-------- Exercise data --------

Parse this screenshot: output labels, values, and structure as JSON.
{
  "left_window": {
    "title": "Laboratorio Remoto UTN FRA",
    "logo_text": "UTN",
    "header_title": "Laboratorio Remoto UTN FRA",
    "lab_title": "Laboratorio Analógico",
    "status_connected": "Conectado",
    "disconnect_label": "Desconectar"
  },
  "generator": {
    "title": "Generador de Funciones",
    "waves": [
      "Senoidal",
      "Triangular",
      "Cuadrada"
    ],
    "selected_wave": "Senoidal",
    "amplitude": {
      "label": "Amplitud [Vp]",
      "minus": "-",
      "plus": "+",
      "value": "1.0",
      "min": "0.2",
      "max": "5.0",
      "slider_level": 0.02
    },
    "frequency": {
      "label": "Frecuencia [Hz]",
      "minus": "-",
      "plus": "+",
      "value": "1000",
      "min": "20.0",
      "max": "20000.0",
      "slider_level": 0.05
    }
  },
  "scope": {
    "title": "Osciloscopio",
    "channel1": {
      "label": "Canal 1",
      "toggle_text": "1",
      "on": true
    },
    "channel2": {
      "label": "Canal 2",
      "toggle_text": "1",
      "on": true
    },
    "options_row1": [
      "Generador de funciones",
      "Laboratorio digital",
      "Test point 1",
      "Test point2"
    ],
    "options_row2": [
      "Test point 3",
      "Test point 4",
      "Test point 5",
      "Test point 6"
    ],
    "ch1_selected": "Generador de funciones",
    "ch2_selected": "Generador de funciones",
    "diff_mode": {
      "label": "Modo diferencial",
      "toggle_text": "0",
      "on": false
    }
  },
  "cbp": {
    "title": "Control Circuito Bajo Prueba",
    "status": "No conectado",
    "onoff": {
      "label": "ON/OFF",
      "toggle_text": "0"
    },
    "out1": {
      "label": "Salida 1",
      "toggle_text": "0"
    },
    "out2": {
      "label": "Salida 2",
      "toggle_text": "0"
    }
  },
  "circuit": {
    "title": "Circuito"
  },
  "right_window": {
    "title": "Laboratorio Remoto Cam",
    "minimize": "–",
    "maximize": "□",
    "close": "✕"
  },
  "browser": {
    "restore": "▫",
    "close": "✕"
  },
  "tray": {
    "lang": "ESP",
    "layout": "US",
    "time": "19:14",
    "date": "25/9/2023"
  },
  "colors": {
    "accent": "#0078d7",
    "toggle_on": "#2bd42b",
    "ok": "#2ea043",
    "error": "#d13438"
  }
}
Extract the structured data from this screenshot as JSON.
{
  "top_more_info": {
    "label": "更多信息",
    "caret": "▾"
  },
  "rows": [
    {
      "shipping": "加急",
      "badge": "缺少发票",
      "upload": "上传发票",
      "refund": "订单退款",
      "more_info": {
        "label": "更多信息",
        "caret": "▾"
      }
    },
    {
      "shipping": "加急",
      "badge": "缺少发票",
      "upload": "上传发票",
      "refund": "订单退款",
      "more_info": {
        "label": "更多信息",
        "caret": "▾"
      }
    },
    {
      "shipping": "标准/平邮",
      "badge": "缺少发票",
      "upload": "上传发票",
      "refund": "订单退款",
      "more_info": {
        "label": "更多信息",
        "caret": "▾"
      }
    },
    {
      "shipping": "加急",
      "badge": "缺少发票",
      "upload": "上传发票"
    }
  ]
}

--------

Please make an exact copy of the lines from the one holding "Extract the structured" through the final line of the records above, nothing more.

Extract the structured data from this screenshot as JSON.
{
  "top_more_info": {
    "label": "更多信息",
    "caret": "▾"
  },
  "rows": [
    {
      "shipping": "加急",
      "badge": "缺少发票",
      "upload": "上传发票",
      "refund": "订单退款",
      "more_info": {
        "label": "更多信息",
        "caret": "▾"
      }
    },
    {
      "shipping": "加急",
      "badge": "缺少发票",
      "upload": "上传发票",
      "refund": "订单退款",
      "more_info": {
        "label": "更多信息",
        "caret": "▾"
      }
    },
    {
      "shipping": "标准/平邮",
      "badge": "缺少发票",
      "upload": "上传发票",
      "refund": "订单退款",
      "more_info": {
        "label": "更多信息",
        "caret": "▾"
      }
    },
    {
      "shipping": "加急",
      "badge": "缺少发票",
      "upload": "上传发票"
    }
  ]
}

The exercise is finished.